Ford was slower than some of its competitors, including GM, to move into the China market and is still in catch-up mode, aiming to profit from the incredible China boom in small cars; Chongqing is a key part of that strategy.
Changan Ford's production began in January 2003, and the 50,000th vehicle rolled off the assembly line on July 28 – a silver-colored Mondeo. The Chongqing Ford plant is also producing Fiesta sedans and will launch the Focus soon.
There are many foreign firms with operations in Chongqing and a surprisingly large number of tech companies, including telecom players such as Samsung, Ericsson and Nokia. Chongqing offered significant tax breaks to encourage investment to help soak up the hundreds of thousands of workers thrown out of work in recent years by shrinking state-owned enterprises. Carrefour, the French hypermart chain that is the clear winner so far in terms of penetrating China's booming consumer market, has three of its monster outlets in Chongqing.
One of the many ironies of Chongqing is that while it is at the center of the massive Three Gorges power generation project, it is facing significant power shortages, like much of the rest of the country. With the use of air-conditioning now as widespread in the growing middle-classified ranks of Chongqing as in the rest of China, summer temperatures in the upper 30s (Celsius) have put a huge burden in existing power supplies. Huge investment is being pumped into expanding power generation capacity.
Poor transportation links have always been a problem, of course, but this is changing rapidly, again thanks to massive investment.
Air service links are growing, the intercity road system is being constantly upgraded, and the river is about to become a much more important economic artery for the city as a result of the Three Gorges Dam.
The lock system that is part of the dam project and the flooding of many shallow parts of the Gorges portion of the Yangtze will allow medium-sized cargo ships of up to 10,000-tonnes to reach Chongqing for the first time in history, making container transport by water a serious option for manufacturers in Chongqing looking to shop goods on the coast or overseas.
To ease growing traffic congestion in the city, there is a monorail system growing, the first of its kind to be built in China. The first phase of the system is 13.5 kilometers in length with 14 stations along the way. The entire length of 19 stations over 19 kilometers is due to be completed next year. The trains running on the system were bought from Japan's Hitachi.
Chongqing is also playing a leading in the roll-out of digital television in place of the current analog cable system.
China Central Television (CCTV) launched six digital channels in August, charging RMB 58 (US$7) per month for bundled service. It is still not clear how the masses are going to respond to this fundamental shift in their TV viewing habits, and there is a huge amount of money riding on precisely how it goes.
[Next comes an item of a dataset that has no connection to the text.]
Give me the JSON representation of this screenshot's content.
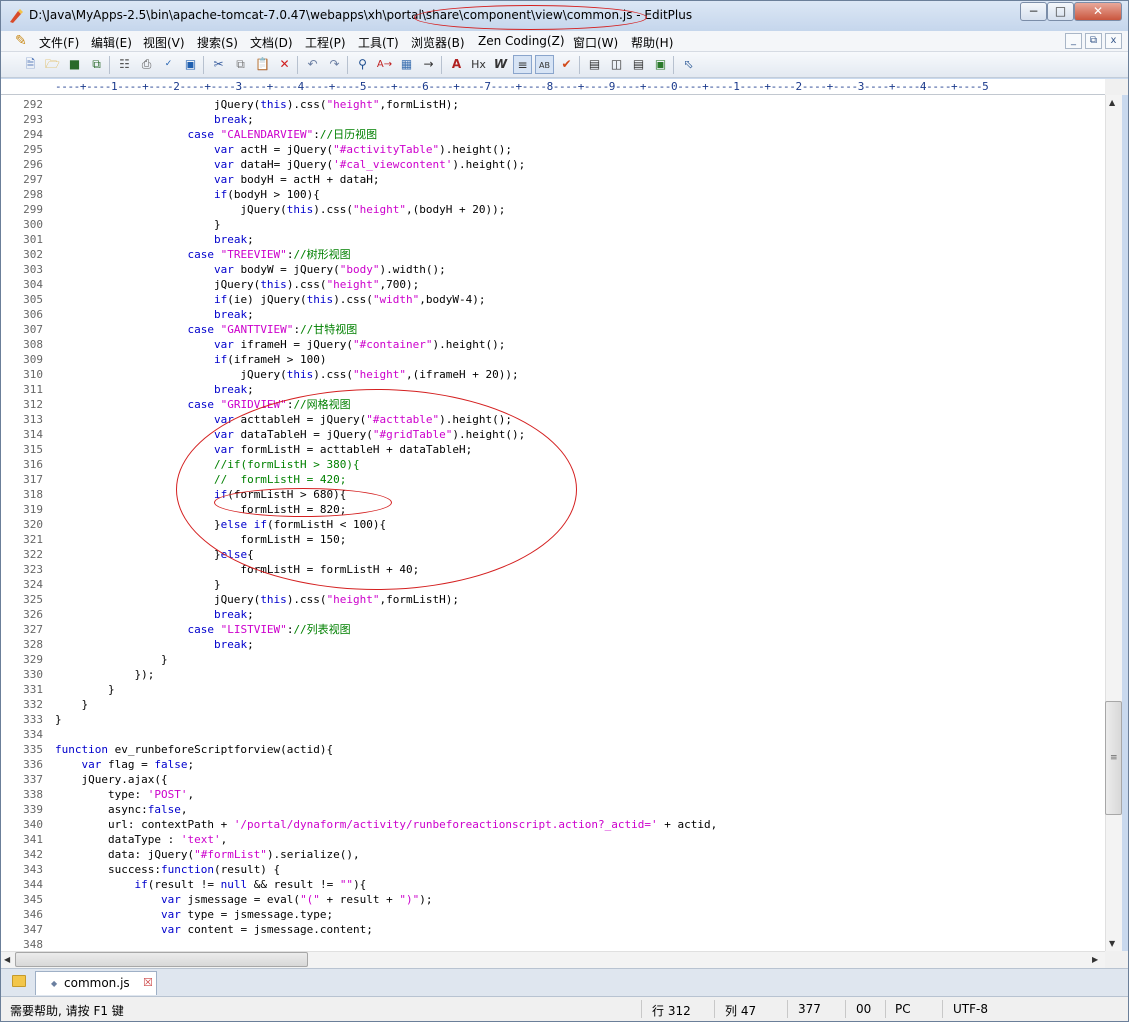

Chongqing will play a role in determining the direction.
So the momentum now seems to be in place for Chonging to achieve its goal of being an economic hub for China's backward western regions.
The climate of the city may be uncomfortable for much of the year – intensely hot in summer and clammy and cold in winter – but the investment climate is looking up.